I’ve heard there are Python libraries which actually allow to compile code into executables, but I haven’t looked into it.
Usually you want compilers if you are looking for optimized and efficient code. Hence those are low-level languages where you have to write a lot more to make it work - but at the same time save a lot of computational power because it’s just optimized for the problem. Those are used for games and engines, where a lot of data has to be calculated fast, so players can enjoy the games without lag and such.
Interpreter languages are used for things where you can accept some level of delay. They take more computational-power and -time, but are easier to write and maintain. If a website takes two seconds longer to load, that’s ok. If a machine-learning algorithm takes 10 hours instead of 9 for training, nobody cares → because you save weeks of writing the code and worst case, it’s easier and cheaper to just upgrade the machine, than to find and pay additional programmers.
Data-types are one key difference.
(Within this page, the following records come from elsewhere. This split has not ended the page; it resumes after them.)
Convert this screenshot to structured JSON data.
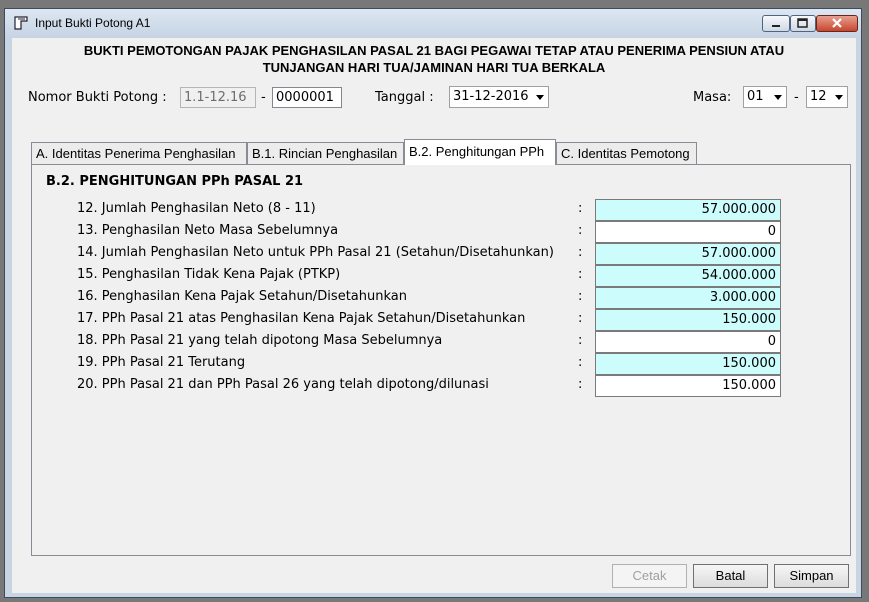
{
  "window": {
    "title": "Input Bukti Potong A1"
  },
  "header": {
    "line1": "BUKTI PEMOTONGAN PAJAK PENGHASILAN PASAL 21 BAGI PEGAWAI TETAP ATAU PENERIMA PENSIUN ATAU",
    "line2": "TUNJANGAN HARI TUA/JAMINAN HARI TUA BERKALA"
  },
  "form": {
    "nomor_label": "Nomor Bukti Potong :",
    "nomor_prefix": "1.1-12.16",
    "nomor_dash": "-",
    "nomor_value": "0000001",
    "tanggal_label": "Tanggal :",
    "tanggal_value": "31-12-2016",
    "masa_label": "Masa:",
    "masa_from": "01",
    "masa_dash": "-",
    "masa_to": "12"
  },
  "tabs": [
    {
      "label": "A. Identitas Penerima Penghasilan"
    },
    {
      "label": "B.1. Rincian Penghasilan"
    },
    {
      "label": "B.2. Penghitungan PPh"
    },
    {
      "label": "C. Identitas Pemotong"
    }
  ],
  "section": {
    "title": "B.2. PENGHITUNGAN PPh PASAL 21",
    "rows": [
      {
        "label": "12. Jumlah Penghasilan Neto (8 - 11)",
        "value": "57.000.000"
      },
      {
        "label": "13. Penghasilan Neto Masa Sebelumnya",
        "value": "0"
      },
      {
        "label": "14. Jumlah Penghasilan Neto untuk PPh Pasal 21 (Setahun/Disetahunkan)",
        "value": "57.000.000"
      },
      {
        "label": "15. Penghasilan Tidak Kena Pajak (PTKP)",
        "value": "54.000.000"
      },
      {
        "label": "16. Penghasilan Kena Pajak Setahun/Disetahunkan",
        "value": "3.000.000"
      },
      {
        "label": "17. PPh Pasal 21 atas Penghasilan Kena Pajak Setahun/Disetahunkan",
        "value": "150.000"
      },
      {
        "label": "18. PPh Pasal 21 yang telah dipotong Masa Sebelumnya",
        "value": "0"
      },
      {
        "label": "19. PPh Pasal 21 Terutang",
        "value": "150.000"
      },
      {
        "label": "20. PPh Pasal 21 dan PPh Pasal 26 yang telah dipotong/dilunasi",
        "value": "150.000"
      }
    ],
    "colon": ":"
  },
  "buttons": {
    "cetak": "Cetak",
    "batal": "Batal",
    "simpan": "Simpan"
  },
  "colors": {
    "computed_field": "#ccfcfc",
    "title_bar": "#c8d4e2"
  }
}
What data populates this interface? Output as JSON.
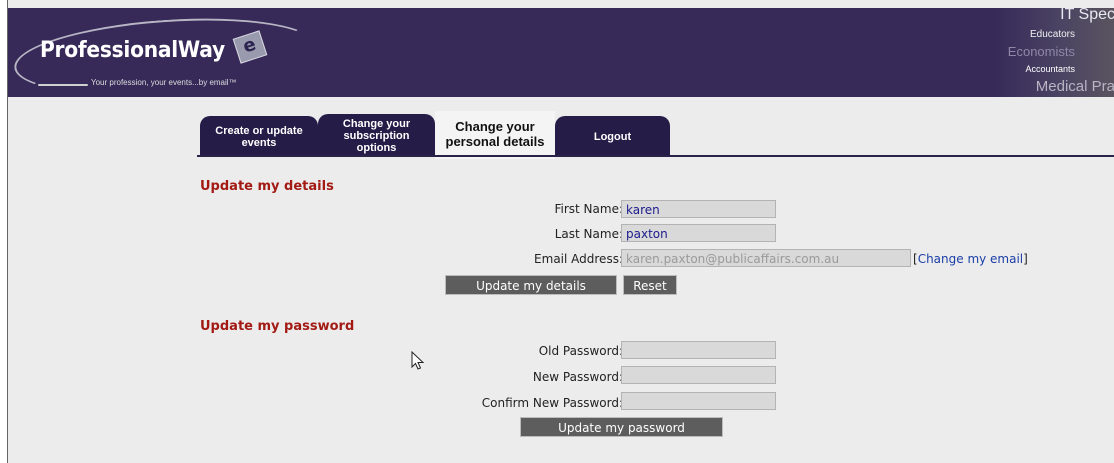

C++ has strict typing: meaning if you make an integer variable, it will have a fixed size in memory ( like one Byte ), a max and min value and if you go beyond those or try to write anything but an integer number on that variable, the program will produce garbage.
Python doesn’t give a damn. If you create an integer variable there, it will be like 20 Bytes because it comes pre-made with all kinds of additional functionality. And if you combine it with a float and/or a string, Python will try to produce something reasonable - meaning a lot of stuff happening in the background.
That’s why compiling it is pretty hard. Because there is so much background functionality within script-languages, turning them into an executable would need the inclusion of all the background stuff. And if you’d need to put the entire interpreter into the .exe, you could just install the interpreter directly and not bother, instead of having it added into every single executable file.